**** SOURCE MATERIAL ****

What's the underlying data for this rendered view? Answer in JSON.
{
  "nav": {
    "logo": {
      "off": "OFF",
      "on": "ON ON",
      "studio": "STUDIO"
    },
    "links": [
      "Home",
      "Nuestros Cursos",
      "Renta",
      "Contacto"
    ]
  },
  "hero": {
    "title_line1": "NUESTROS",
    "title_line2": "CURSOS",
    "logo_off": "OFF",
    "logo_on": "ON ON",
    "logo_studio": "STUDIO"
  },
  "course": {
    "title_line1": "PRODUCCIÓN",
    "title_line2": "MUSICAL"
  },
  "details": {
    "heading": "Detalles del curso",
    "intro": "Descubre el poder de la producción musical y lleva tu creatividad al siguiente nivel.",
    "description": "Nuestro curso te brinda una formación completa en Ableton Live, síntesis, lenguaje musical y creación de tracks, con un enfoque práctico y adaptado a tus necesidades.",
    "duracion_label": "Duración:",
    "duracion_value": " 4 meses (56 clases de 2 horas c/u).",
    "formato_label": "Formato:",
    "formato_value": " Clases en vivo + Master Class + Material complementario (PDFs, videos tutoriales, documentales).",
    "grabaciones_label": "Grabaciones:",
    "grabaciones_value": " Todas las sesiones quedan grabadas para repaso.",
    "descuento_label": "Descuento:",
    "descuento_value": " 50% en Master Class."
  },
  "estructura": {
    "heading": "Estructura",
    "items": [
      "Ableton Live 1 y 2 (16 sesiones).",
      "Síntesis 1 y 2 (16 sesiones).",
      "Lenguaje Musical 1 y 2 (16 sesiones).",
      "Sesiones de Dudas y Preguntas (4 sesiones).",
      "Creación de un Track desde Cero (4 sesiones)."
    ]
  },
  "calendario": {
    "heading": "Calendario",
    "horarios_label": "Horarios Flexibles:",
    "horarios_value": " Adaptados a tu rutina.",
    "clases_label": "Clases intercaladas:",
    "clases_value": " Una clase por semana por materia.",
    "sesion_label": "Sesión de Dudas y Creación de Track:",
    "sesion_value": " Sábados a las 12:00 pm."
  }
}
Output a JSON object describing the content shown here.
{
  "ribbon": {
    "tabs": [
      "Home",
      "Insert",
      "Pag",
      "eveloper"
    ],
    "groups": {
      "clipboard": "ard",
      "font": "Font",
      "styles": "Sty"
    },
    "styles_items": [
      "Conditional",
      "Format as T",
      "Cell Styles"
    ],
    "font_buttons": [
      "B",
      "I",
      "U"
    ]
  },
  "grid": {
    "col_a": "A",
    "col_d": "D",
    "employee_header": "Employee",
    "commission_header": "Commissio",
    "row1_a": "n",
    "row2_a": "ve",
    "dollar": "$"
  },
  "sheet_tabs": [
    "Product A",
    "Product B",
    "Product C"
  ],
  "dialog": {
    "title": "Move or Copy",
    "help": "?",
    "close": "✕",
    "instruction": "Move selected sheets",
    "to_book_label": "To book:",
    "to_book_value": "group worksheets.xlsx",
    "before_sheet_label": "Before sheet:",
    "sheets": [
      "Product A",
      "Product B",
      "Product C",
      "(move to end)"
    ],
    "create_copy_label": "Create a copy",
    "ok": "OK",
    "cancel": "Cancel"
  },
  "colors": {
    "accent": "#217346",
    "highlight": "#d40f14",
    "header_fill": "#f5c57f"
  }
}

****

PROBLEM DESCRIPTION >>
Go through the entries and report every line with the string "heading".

ANSWER TO THIS TASK >>
    "heading": "Detalles del curso",
    "heading": "Estructura",
    "heading": "Calendario",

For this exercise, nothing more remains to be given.